■ DATA TO PROCESS
════════════════

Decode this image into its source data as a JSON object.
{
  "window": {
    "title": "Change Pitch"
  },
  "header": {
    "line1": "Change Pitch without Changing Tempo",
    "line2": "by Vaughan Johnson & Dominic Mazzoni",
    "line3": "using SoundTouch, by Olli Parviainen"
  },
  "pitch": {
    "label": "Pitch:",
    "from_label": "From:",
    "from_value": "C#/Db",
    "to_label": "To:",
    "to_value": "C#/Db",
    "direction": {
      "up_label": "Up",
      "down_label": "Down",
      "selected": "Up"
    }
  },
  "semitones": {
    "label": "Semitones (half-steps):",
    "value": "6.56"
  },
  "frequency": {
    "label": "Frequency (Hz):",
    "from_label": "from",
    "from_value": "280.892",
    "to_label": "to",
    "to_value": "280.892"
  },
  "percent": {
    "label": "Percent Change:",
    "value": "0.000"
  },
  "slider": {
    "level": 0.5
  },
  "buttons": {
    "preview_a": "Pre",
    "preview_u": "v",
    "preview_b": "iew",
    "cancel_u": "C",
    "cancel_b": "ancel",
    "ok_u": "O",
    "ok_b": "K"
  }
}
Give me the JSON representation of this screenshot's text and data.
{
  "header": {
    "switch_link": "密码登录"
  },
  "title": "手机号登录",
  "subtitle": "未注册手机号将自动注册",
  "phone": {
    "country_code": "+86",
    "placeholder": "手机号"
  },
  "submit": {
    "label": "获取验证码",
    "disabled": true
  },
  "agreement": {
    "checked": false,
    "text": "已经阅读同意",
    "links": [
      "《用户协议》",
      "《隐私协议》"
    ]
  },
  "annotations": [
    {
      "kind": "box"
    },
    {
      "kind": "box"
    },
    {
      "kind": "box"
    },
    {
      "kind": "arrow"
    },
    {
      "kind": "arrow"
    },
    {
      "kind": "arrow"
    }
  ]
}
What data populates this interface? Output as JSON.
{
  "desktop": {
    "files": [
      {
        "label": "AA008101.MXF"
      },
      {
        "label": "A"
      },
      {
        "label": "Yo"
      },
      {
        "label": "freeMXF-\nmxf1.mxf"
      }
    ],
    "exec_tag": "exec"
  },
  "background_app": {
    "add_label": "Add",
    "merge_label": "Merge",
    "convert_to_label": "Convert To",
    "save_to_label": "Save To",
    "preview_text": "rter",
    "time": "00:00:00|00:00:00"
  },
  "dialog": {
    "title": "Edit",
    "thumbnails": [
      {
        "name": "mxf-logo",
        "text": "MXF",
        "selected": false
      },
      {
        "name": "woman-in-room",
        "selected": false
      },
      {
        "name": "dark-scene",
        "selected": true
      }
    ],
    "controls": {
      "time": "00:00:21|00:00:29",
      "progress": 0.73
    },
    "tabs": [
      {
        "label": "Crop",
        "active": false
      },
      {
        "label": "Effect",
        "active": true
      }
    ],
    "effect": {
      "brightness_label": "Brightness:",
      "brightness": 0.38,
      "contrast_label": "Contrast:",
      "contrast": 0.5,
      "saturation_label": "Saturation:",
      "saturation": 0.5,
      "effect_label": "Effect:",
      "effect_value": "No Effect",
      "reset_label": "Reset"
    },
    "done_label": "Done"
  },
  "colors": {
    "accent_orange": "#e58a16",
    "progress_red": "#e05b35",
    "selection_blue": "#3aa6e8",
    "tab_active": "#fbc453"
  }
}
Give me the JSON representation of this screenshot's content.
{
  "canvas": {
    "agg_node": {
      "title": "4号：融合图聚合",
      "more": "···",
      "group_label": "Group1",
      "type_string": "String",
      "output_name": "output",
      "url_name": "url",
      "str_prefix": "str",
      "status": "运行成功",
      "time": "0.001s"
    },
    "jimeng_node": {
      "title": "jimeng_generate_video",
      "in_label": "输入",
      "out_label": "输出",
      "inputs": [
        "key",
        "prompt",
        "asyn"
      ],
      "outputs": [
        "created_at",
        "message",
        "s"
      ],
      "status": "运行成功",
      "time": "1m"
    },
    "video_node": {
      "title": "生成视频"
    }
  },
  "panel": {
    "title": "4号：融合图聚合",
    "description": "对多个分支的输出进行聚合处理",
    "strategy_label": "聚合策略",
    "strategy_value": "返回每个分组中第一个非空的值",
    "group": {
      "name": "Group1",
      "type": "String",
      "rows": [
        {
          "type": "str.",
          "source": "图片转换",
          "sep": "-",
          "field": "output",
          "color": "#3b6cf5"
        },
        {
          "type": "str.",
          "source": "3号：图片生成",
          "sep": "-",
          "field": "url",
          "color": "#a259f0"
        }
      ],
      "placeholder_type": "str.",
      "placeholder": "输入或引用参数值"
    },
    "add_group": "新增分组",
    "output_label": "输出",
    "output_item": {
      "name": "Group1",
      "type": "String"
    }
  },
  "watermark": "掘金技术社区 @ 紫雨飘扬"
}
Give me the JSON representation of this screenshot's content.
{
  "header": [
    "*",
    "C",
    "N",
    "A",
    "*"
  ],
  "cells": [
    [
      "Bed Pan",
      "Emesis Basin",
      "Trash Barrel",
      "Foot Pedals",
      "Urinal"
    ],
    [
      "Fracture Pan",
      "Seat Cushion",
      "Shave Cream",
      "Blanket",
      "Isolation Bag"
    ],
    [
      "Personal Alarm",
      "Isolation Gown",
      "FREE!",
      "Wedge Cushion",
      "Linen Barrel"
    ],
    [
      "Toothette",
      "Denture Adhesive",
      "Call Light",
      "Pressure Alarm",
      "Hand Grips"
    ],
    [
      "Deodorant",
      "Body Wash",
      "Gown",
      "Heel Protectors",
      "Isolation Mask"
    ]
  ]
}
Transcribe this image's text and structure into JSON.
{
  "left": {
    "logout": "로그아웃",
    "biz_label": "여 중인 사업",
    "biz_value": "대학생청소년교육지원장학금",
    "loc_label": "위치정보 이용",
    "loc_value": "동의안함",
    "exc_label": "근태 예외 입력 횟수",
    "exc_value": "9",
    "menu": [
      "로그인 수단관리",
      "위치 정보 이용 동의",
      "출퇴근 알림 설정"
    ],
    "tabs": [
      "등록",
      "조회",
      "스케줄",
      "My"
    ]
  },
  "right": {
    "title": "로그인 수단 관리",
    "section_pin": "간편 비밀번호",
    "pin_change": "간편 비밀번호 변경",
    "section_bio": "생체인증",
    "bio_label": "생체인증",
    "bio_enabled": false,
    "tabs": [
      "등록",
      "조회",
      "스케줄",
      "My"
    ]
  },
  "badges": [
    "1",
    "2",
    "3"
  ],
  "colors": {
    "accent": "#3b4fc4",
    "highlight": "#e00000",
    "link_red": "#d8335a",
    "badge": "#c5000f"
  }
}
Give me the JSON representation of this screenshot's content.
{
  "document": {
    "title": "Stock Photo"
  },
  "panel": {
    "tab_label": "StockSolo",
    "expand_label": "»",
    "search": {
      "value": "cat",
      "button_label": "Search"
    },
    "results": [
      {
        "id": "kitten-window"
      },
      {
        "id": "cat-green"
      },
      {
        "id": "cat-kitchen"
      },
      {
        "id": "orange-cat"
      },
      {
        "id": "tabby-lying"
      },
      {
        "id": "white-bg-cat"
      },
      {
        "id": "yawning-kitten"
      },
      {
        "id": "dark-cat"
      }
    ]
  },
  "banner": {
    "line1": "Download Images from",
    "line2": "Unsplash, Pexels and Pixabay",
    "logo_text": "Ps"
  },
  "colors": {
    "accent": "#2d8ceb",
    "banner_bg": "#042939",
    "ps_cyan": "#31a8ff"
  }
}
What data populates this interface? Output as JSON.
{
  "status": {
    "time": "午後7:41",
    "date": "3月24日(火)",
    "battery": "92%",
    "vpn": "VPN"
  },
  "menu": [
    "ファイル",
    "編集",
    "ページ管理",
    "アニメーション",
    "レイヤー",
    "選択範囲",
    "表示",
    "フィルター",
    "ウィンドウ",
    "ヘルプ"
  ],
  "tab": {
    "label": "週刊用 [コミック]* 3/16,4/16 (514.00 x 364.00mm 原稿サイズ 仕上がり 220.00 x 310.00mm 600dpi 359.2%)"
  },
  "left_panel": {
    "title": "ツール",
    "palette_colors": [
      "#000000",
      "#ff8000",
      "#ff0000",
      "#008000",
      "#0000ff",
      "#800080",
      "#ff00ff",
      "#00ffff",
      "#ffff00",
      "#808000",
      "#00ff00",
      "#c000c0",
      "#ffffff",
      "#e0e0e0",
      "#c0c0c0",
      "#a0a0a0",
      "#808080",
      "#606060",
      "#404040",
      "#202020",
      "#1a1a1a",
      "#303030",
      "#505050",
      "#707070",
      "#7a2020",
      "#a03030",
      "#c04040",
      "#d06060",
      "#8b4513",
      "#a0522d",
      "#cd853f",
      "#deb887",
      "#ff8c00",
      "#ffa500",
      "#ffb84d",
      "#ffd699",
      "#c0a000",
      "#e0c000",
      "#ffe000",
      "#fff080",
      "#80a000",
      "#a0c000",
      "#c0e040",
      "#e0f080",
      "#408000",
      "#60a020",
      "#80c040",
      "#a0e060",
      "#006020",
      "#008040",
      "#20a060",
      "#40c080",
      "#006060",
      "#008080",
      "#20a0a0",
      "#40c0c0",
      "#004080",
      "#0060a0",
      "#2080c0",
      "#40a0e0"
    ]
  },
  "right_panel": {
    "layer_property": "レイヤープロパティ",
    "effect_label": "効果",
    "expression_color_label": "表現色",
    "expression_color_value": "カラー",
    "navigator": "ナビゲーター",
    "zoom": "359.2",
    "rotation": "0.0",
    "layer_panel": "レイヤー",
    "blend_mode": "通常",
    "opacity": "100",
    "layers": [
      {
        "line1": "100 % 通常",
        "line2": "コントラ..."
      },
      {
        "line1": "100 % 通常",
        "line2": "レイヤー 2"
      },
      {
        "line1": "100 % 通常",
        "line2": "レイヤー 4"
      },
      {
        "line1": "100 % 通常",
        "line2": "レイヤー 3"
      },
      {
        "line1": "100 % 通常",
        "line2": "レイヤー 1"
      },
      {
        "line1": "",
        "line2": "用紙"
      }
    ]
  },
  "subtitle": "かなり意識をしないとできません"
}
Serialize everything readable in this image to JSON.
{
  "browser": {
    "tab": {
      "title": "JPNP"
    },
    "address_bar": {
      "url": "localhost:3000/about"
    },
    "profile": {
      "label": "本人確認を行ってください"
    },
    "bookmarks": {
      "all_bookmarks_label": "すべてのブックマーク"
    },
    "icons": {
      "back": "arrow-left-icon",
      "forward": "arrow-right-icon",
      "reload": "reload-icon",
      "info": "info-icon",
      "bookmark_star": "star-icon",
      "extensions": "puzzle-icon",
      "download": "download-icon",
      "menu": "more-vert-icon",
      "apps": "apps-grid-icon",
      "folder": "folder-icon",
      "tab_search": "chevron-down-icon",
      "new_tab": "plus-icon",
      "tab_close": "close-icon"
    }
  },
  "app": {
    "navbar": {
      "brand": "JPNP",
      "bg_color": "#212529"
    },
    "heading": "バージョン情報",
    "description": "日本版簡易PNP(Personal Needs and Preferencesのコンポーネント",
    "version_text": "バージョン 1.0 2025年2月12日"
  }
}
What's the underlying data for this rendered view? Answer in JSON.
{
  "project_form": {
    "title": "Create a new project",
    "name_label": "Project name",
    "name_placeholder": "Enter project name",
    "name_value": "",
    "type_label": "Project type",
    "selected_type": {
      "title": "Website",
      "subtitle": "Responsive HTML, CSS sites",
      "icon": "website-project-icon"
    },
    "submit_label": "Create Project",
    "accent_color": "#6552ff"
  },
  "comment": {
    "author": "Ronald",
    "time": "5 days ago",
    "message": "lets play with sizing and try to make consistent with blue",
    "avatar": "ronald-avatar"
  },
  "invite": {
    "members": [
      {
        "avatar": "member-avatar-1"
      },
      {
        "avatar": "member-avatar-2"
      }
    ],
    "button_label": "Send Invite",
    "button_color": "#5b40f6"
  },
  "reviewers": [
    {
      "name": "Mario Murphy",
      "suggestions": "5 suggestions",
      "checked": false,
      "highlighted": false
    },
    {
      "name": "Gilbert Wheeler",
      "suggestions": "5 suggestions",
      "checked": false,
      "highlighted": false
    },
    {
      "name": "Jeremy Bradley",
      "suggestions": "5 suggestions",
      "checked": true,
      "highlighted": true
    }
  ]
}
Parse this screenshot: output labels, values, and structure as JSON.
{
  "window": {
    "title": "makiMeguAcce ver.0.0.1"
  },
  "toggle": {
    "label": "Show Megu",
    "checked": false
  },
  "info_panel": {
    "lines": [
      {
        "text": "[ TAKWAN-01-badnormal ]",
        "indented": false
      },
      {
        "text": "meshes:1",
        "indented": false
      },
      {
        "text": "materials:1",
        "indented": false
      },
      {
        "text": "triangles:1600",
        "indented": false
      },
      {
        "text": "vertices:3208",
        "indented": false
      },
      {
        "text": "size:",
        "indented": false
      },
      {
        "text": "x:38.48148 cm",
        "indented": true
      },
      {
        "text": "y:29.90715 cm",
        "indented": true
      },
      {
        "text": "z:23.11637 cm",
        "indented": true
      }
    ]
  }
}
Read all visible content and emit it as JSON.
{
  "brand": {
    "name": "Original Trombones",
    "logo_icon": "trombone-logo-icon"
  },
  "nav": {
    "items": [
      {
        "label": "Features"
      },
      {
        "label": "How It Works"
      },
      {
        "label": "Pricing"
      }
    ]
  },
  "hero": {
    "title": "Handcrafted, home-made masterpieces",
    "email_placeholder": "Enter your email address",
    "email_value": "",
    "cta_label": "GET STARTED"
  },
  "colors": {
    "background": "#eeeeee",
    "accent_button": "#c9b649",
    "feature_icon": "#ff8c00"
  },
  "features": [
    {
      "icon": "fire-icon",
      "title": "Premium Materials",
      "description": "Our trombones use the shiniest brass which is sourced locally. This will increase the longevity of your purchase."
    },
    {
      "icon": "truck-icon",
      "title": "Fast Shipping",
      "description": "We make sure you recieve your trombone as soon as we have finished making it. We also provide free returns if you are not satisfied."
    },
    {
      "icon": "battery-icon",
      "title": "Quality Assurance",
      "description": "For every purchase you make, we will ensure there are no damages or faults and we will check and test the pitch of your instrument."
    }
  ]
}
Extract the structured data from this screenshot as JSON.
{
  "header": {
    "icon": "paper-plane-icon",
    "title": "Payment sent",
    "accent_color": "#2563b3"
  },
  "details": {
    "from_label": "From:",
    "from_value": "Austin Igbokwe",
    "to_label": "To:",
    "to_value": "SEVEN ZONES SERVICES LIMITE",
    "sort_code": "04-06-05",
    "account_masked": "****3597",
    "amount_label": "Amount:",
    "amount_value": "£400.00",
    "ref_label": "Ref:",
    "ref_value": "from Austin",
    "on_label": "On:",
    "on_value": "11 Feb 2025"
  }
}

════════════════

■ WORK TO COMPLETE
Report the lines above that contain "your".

■ PROBLEM SOLUTION
    "email_placeholder": "Enter your email address",
      "description": "Our trombones use the shiniest brass which is sourced locally. This will increase the longevity of your purchase."
      "description": "We make sure you recieve your trombone as soon as we have finished making it. We also provide free returns if you are not satisfied."
      "description": "For every purchase you make, we will ensure there are no damages or faults and we will check and test the pitch of your instrument."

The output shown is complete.